Well, really: from the Tasaday caves to the nearest modern village was only a couple of miles. How isolated could they have been?

Filipino politics is an intimate part of this story, so the controversy goes on to this day. It’s possible the Tasaday had been living in that sector of the jungle for a century or more, having fled their original home. But it is not possible that they’d been there for a thousand years and turned into hippies who wore leaves instead of tie-dyed T-shirts.

The Tasaday population today is reported at 200 or so. It doesn’t seem the gene pool would be large enough to carry them through a thousand years.

You know something? Whenever Science and the nooze media get together on a story, it’s just about gotta be humbug.

Yea, let God be true, but every man a liar… (Romans 3:4)

6 comments on “The ‘Stone Age Tribe’ That Wasn’t

    1. I have a “liberal Christian” (oxymoron?) colleague who always mocks me for believing that Adam and Eve were real people. He reserves his faith for Darwinism and Global Warming.

  1. As the Rushdoony book named “The American Indian” points out, the notion of a “golden age” when mankind lived in paradise seems to be pasted onto whatever group of native peoples are handy. The fact is, a Stone Age existence was daunting in any era. When alternatives came along, many chose to embrace newer ways.

    I vaguely remember the Tasaday as an item of interest many years ago.

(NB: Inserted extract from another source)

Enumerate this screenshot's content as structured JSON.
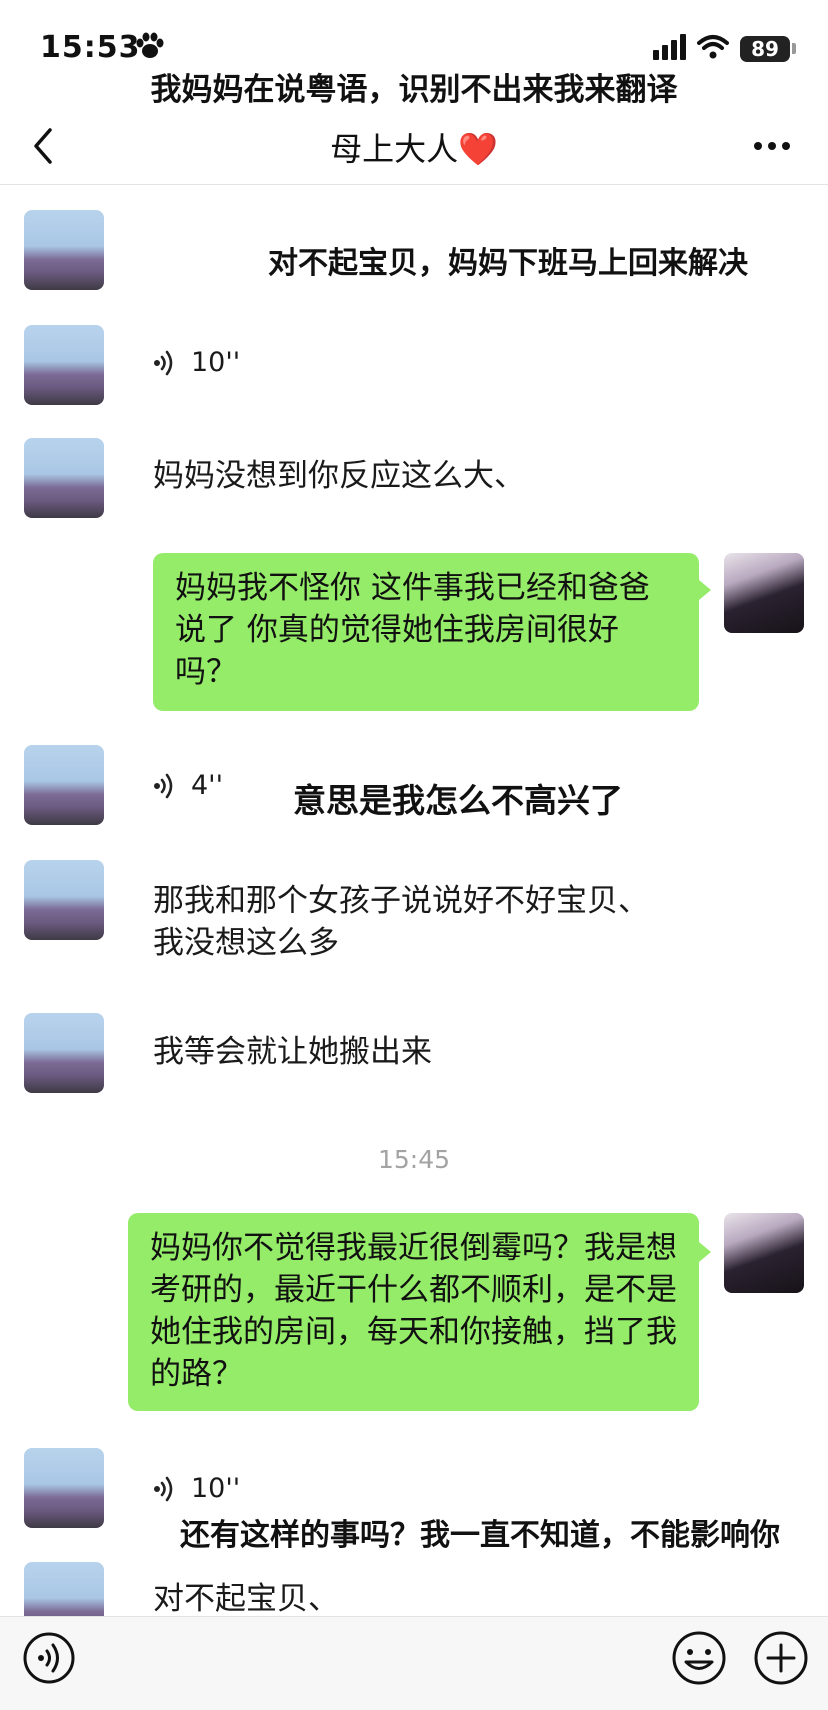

Of course the debunking of the fraud was not so widely reported.

Leave a Reply